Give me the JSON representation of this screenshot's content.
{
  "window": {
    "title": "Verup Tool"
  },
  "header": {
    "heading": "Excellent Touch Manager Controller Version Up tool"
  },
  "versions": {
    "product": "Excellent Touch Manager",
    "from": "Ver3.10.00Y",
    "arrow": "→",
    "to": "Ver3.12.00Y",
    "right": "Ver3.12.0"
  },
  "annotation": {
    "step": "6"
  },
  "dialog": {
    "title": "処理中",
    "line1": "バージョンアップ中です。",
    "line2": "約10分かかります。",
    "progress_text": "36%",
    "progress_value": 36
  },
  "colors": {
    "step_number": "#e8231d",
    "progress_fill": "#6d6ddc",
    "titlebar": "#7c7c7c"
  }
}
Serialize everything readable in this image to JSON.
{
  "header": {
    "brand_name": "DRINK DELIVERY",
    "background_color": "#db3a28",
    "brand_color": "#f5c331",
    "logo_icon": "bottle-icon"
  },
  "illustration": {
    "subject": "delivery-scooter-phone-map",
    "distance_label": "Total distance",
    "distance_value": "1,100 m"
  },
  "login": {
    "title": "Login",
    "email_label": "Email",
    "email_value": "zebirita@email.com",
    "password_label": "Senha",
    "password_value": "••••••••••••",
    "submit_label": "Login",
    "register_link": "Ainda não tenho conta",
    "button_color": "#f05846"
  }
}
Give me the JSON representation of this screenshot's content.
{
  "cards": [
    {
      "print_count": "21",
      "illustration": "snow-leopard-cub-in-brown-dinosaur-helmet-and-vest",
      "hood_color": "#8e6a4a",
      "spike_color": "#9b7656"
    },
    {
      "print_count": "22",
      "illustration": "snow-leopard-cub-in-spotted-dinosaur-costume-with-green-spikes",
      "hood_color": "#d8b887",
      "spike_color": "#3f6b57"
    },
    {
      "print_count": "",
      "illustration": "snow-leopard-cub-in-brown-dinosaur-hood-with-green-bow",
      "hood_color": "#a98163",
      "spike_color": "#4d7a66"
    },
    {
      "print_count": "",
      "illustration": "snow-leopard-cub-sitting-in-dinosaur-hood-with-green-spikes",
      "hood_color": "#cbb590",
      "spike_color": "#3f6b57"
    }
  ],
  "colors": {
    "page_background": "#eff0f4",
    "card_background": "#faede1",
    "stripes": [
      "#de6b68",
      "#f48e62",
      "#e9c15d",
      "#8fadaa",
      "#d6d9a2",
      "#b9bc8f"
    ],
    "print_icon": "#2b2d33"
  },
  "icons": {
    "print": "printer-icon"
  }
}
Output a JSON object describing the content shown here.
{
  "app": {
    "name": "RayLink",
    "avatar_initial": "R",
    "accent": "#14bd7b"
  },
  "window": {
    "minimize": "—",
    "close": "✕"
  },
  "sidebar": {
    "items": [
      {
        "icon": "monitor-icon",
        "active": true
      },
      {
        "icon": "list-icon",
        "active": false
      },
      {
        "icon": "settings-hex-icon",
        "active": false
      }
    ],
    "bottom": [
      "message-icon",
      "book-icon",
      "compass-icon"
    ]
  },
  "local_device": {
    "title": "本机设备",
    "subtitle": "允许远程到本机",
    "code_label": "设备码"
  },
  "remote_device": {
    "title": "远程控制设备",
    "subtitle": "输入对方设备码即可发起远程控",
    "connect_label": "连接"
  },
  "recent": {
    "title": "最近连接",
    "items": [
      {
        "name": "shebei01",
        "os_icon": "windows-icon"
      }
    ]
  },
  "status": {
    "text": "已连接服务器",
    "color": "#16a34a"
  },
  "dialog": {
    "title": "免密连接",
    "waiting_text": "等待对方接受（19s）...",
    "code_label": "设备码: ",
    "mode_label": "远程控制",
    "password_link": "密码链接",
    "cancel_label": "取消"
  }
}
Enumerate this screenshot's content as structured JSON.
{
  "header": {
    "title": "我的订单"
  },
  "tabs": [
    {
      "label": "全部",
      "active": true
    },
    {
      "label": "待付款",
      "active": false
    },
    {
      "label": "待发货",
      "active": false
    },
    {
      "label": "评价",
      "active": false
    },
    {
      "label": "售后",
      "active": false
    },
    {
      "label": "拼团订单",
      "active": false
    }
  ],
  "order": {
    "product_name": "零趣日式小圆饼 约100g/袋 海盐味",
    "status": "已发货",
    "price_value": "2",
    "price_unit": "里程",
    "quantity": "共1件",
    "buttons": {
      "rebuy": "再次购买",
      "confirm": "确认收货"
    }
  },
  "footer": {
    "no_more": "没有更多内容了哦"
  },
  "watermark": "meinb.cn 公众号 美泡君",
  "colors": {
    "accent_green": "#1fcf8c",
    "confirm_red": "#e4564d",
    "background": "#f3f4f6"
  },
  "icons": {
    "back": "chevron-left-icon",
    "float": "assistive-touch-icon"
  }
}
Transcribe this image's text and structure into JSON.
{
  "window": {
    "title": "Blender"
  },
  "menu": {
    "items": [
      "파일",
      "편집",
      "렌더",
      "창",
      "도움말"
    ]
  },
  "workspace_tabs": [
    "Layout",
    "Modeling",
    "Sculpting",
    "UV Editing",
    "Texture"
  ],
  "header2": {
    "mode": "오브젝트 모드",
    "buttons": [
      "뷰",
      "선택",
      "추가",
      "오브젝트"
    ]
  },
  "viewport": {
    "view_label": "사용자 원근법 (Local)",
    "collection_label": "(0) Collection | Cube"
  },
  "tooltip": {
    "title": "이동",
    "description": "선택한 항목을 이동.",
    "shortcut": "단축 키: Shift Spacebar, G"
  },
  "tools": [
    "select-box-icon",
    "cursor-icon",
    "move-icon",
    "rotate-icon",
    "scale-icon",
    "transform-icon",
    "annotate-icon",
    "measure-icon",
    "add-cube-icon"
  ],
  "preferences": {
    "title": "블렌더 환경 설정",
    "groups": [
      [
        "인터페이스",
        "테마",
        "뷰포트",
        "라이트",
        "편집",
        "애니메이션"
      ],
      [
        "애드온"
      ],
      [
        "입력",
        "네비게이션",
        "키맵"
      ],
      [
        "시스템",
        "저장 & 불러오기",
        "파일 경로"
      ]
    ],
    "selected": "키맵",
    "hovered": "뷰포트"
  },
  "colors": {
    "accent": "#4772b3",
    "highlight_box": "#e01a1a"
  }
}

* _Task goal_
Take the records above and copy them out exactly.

* _Final answer_
Give me the JSON representation of this screenshot's content.
{
  "window": {
    "title": "Verup Tool"
  },
  "header": {
    "heading": "Excellent Touch Manager Controller Version Up tool"
  },
  "versions": {
    "product": "Excellent Touch Manager",
    "from": "Ver3.10.00Y",
    "arrow": "→",
    "to": "Ver3.12.00Y",
    "right": "Ver3.12.0"
  },
  "annotation": {
    "step": "6"
  },
  "dialog": {
    "title": "処理中",
    "line1": "バージョンアップ中です。",
    "line2": "約10分かかります。",
    "progress_text": "36%",
    "progress_value": 36
  },
  "colors": {
    "step_number": "#e8231d",
    "progress_fill": "#6d6ddc",
    "titlebar": "#7c7c7c"
  }
}
Serialize everything readable in this image to JSON.
{
  "header": {
    "brand_name": "DRINK DELIVERY",
    "background_color": "#db3a28",
    "brand_color": "#f5c331",
    "logo_icon": "bottle-icon"
  },
  "illustration": {
    "subject": "delivery-scooter-phone-map",
    "distance_label": "Total distance",
    "distance_value": "1,100 m"
  },
  "login": {
    "title": "Login",
    "email_label": "Email",
    "email_value": "zebirita@email.com",
    "password_label": "Senha",
    "password_value": "••••••••••••",
    "submit_label": "Login",
    "register_link": "Ainda não tenho conta",
    "button_color": "#f05846"
  }
}
Give me the JSON representation of this screenshot's content.
{
  "cards": [
    {
      "print_count": "21",
      "illustration": "snow-leopard-cub-in-brown-dinosaur-helmet-and-vest",
      "hood_color": "#8e6a4a",
      "spike_color": "#9b7656"
    },
    {
      "print_count": "22",
      "illustration": "snow-leopard-cub-in-spotted-dinosaur-costume-with-green-spikes",
      "hood_color": "#d8b887",
      "spike_color": "#3f6b57"
    },
    {
      "print_count": "",
      "illustration": "snow-leopard-cub-in-brown-dinosaur-hood-with-green-bow",
      "hood_color": "#a98163",
      "spike_color": "#4d7a66"
    },
    {
      "print_count": "",
      "illustration": "snow-leopard-cub-sitting-in-dinosaur-hood-with-green-spikes",
      "hood_color": "#cbb590",
      "spike_color": "#3f6b57"
    }
  ],
  "colors": {
    "page_background": "#eff0f4",
    "card_background": "#faede1",
    "stripes": [
      "#de6b68",
      "#f48e62",
      "#e9c15d",
      "#8fadaa",
      "#d6d9a2",
      "#b9bc8f"
    ],
    "print_icon": "#2b2d33"
  },
  "icons": {
    "print": "printer-icon"
  }
}
Output a JSON object describing the content shown here.
{
  "app": {
    "name": "RayLink",
    "avatar_initial": "R",
    "accent": "#14bd7b"
  },
  "window": {
    "minimize": "—",
    "close": "✕"
  },
  "sidebar": {
    "items": [
      {
        "icon": "monitor-icon",
        "active": true
      },
      {
        "icon": "list-icon",
        "active": false
      },
      {
        "icon": "settings-hex-icon",
        "active": false
      }
    ],
    "bottom": [
      "message-icon",
      "book-icon",
      "compass-icon"
    ]
  },
  "local_device": {
    "title": "本机设备",
    "subtitle": "允许远程到本机",
    "code_label": "设备码"
  },
  "remote_device": {
    "title": "远程控制设备",
    "subtitle": "输入对方设备码即可发起远程控",
    "connect_label": "连接"
  },
  "recent": {
    "title": "最近连接",
    "items": [
      {
        "name": "shebei01",
        "os_icon": "windows-icon"
      }
    ]
  },
  "status": {
    "text": "已连接服务器",
    "color": "#16a34a"
  },
  "dialog": {
    "title": "免密连接",
    "waiting_text": "等待对方接受（19s）...",
    "code_label": "设备码: ",
    "mode_label": "远程控制",
    "password_link": "密码链接",
    "cancel_label": "取消"
  }
}
Enumerate this screenshot's content as structured JSON.
{
  "header": {
    "title": "我的订单"
  },
  "tabs": [
    {
      "label": "全部",
      "active": true
    },
    {
      "label": "待付款",
      "active": false
    },
    {
      "label": "待发货",
      "active": false
    },
    {
      "label": "评价",
      "active": false
    },
    {
      "label": "售后",
      "active": false
    },
    {
      "label": "拼团订单",
      "active": false
    }
  ],
  "order": {
    "product_name": "零趣日式小圆饼 约100g/袋 海盐味",
    "status": "已发货",
    "price_value": "2",
    "price_unit": "里程",
    "quantity": "共1件",
    "buttons": {
      "rebuy": "再次购买",
      "confirm": "确认收货"
    }
  },
  "footer": {
    "no_more": "没有更多内容了哦"
  },
  "watermark": "meinb.cn 公众号 美泡君",
  "colors": {
    "accent_green": "#1fcf8c",
    "confirm_red": "#e4564d",
    "background": "#f3f4f6"
  },
  "icons": {
    "back": "chevron-left-icon",
    "float": "assistive-touch-icon"
  }
}
Transcribe this image's text and structure into JSON.
{
  "window": {
    "title": "Blender"
  },
  "menu": {
    "items": [
      "파일",
      "편집",
      "렌더",
      "창",
      "도움말"
    ]
  },
  "workspace_tabs": [
    "Layout",
    "Modeling",
    "Sculpting",
    "UV Editing",
    "Texture"
  ],
  "header2": {
    "mode": "오브젝트 모드",
    "buttons": [
      "뷰",
      "선택",
      "추가",
      "오브젝트"
    ]
  },
  "viewport": {
    "view_label": "사용자 원근법 (Local)",
    "collection_label": "(0) Collection | Cube"
  },
  "tooltip": {
    "title": "이동",
    "description": "선택한 항목을 이동.",
    "shortcut": "단축 키: Shift Spacebar, G"
  },
  "tools": [
    "select-box-icon",
    "cursor-icon",
    "move-icon",
    "rotate-icon",
    "scale-icon",
    "transform-icon",
    "annotate-icon",
    "measure-icon",
    "add-cube-icon"
  ],
  "preferences": {
    "title": "블렌더 환경 설정",
    "groups": [
      [
        "인터페이스",
        "테마",
        "뷰포트",
        "라이트",
        "편집",
        "애니메이션"
      ],
      [
        "애드온"
      ],
      [
        "입력",
        "네비게이션",
        "키맵"
      ],
      [
        "시스템",
        "저장 & 불러오기",
        "파일 경로"
      ]
    ],
    "selected": "키맵",
    "hovered": "뷰포트"
  },
  "colors": {
    "accent": "#4772b3",
    "highlight_box": "#e01a1a"
  }
}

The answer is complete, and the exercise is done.